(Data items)
++++++++++++++++++++
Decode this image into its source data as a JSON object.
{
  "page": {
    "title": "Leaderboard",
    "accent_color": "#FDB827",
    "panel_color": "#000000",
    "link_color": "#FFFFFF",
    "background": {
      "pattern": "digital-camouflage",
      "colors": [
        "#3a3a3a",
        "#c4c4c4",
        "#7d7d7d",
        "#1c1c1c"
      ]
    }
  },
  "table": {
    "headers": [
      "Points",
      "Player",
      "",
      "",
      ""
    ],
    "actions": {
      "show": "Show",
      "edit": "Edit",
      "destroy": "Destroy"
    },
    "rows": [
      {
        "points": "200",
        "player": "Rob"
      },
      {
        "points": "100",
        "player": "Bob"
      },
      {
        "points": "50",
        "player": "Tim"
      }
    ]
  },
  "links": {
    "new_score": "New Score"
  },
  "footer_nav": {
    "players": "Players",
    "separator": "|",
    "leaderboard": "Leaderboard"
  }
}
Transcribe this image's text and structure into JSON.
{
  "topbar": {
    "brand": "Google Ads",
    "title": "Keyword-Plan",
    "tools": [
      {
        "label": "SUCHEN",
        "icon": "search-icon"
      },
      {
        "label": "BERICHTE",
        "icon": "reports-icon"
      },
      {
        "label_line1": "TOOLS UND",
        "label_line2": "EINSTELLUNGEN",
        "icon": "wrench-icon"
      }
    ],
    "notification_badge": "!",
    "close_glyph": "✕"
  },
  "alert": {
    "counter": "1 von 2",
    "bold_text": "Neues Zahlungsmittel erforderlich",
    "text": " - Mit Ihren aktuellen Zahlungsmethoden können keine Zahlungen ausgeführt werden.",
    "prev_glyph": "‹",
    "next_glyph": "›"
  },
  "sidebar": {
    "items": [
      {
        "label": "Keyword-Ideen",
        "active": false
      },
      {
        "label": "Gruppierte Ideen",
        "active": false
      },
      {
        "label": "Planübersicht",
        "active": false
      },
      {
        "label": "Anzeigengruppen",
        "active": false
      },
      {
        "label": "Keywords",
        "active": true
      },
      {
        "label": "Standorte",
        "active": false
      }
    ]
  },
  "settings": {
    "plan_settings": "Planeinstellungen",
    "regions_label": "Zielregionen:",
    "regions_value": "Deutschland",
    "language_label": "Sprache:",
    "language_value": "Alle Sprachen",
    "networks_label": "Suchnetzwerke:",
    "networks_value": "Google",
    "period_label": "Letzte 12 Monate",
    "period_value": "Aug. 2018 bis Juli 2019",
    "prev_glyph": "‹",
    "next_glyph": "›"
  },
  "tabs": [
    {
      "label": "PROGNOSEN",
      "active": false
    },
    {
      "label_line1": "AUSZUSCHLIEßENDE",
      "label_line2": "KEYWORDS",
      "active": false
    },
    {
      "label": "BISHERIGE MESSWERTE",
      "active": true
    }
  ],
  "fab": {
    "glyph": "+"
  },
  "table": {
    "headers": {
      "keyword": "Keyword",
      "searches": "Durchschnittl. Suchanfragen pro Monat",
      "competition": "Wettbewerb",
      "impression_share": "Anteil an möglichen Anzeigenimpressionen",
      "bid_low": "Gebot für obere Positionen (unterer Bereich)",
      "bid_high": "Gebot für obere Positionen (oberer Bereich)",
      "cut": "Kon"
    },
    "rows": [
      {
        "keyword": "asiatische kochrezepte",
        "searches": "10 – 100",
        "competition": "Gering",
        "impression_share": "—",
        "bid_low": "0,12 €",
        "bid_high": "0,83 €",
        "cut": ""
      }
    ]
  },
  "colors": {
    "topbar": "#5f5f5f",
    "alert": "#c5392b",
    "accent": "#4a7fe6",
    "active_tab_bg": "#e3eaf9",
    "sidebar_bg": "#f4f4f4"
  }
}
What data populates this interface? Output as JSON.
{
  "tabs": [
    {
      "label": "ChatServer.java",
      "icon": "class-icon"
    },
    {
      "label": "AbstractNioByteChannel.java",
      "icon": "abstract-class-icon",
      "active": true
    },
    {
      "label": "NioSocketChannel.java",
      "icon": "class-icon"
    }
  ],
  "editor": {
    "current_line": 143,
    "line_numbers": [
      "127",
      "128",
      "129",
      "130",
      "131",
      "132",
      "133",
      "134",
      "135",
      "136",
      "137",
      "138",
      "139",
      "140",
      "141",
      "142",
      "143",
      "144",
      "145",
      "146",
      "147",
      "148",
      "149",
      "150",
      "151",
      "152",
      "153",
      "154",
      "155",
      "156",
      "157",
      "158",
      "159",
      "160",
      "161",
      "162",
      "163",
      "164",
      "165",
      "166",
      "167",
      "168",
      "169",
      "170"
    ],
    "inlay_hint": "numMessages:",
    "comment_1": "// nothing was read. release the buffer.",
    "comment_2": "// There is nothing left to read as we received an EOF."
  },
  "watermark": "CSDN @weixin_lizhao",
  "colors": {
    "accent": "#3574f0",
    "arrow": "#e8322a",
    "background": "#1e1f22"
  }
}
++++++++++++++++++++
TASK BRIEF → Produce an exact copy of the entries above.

SOLUTION TO THE EXERCISE →
Decode this image into its source data as a JSON object.
{
  "page": {
    "title": "Leaderboard",
    "accent_color": "#FDB827",
    "panel_color": "#000000",
    "link_color": "#FFFFFF",
    "background": {
      "pattern": "digital-camouflage",
      "colors": [
        "#3a3a3a",
        "#c4c4c4",
        "#7d7d7d",
        "#1c1c1c"
      ]
    }
  },
  "table": {
    "headers": [
      "Points",
      "Player",
      "",
      "",
      ""
    ],
    "actions": {
      "show": "Show",
      "edit": "Edit",
      "destroy": "Destroy"
    },
    "rows": [
      {
        "points": "200",
        "player": "Rob"
      },
      {
        "points": "100",
        "player": "Bob"
      },
      {
        "points": "50",
        "player": "Tim"
      }
    ]
  },
  "links": {
    "new_score": "New Score"
  },
  "footer_nav": {
    "players": "Players",
    "separator": "|",
    "leaderboard": "Leaderboard"
  }
}
Transcribe this image's text and structure into JSON.
{
  "topbar": {
    "brand": "Google Ads",
    "title": "Keyword-Plan",
    "tools": [
      {
        "label": "SUCHEN",
        "icon": "search-icon"
      },
      {
        "label": "BERICHTE",
        "icon": "reports-icon"
      },
      {
        "label_line1": "TOOLS UND",
        "label_line2": "EINSTELLUNGEN",
        "icon": "wrench-icon"
      }
    ],
    "notification_badge": "!",
    "close_glyph": "✕"
  },
  "alert": {
    "counter": "1 von 2",
    "bold_text": "Neues Zahlungsmittel erforderlich",
    "text": " - Mit Ihren aktuellen Zahlungsmethoden können keine Zahlungen ausgeführt werden.",
    "prev_glyph": "‹",
    "next_glyph": "›"
  },
  "sidebar": {
    "items": [
      {
        "label": "Keyword-Ideen",
        "active": false
      },
      {
        "label": "Gruppierte Ideen",
        "active": false
      },
      {
        "label": "Planübersicht",
        "active": false
      },
      {
        "label": "Anzeigengruppen",
        "active": false
      },
      {
        "label": "Keywords",
        "active": true
      },
      {
        "label": "Standorte",
        "active": false
      }
    ]
  },
  "settings": {
    "plan_settings": "Planeinstellungen",
    "regions_label": "Zielregionen:",
    "regions_value": "Deutschland",
    "language_label": "Sprache:",
    "language_value": "Alle Sprachen",
    "networks_label": "Suchnetzwerke:",
    "networks_value": "Google",
    "period_label": "Letzte 12 Monate",
    "period_value": "Aug. 2018 bis Juli 2019",
    "prev_glyph": "‹",
    "next_glyph": "›"
  },
  "tabs": [
    {
      "label": "PROGNOSEN",
      "active": false
    },
    {
      "label_line1": "AUSZUSCHLIEßENDE",
      "label_line2": "KEYWORDS",
      "active": false
    },
    {
      "label": "BISHERIGE MESSWERTE",
      "active": true
    }
  ],
  "fab": {
    "glyph": "+"
  },
  "table": {
    "headers": {
      "keyword": "Keyword",
      "searches": "Durchschnittl. Suchanfragen pro Monat",
      "competition": "Wettbewerb",
      "impression_share": "Anteil an möglichen Anzeigenimpressionen",
      "bid_low": "Gebot für obere Positionen (unterer Bereich)",
      "bid_high": "Gebot für obere Positionen (oberer Bereich)",
      "cut": "Kon"
    },
    "rows": [
      {
        "keyword": "asiatische kochrezepte",
        "searches": "10 – 100",
        "competition": "Gering",
        "impression_share": "—",
        "bid_low": "0,12 €",
        "bid_high": "0,83 €",
        "cut": ""
      }
    ]
  },
  "colors": {
    "topbar": "#5f5f5f",
    "alert": "#c5392b",
    "accent": "#4a7fe6",
    "active_tab_bg": "#e3eaf9",
    "sidebar_bg": "#f4f4f4"
  }
}
What data populates this interface? Output as JSON.
{
  "tabs": [
    {
      "label": "ChatServer.java",
      "icon": "class-icon"
    },
    {
      "label": "AbstractNioByteChannel.java",
      "icon": "abstract-class-icon",
      "active": true
    },
    {
      "label": "NioSocketChannel.java",
      "icon": "class-icon"
    }
  ],
  "editor": {
    "current_line": 143,
    "line_numbers": [
      "127",
      "128",
      "129",
      "130",
      "131",
      "132",
      "133",
      "134",
      "135",
      "136",
      "137",
      "138",
      "139",
      "140",
      "141",
      "142",
      "143",
      "144",
      "145",
      "146",
      "147",
      "148",
      "149",
      "150",
      "151",
      "152",
      "153",
      "154",
      "155",
      "156",
      "157",
      "158",
      "159",
      "160",
      "161",
      "162",
      "163",
      "164",
      "165",
      "166",
      "167",
      "168",
      "169",
      "170"
    ],
    "inlay_hint": "numMessages:",
    "comment_1": "// nothing was read. release the buffer.",
    "comment_2": "// There is nothing left to read as we received an EOF."
  },
  "watermark": "CSDN @weixin_lizhao",
  "colors": {
    "accent": "#3574f0",
    "arrow": "#e8322a",
    "background": "#1e1f22"
  }
}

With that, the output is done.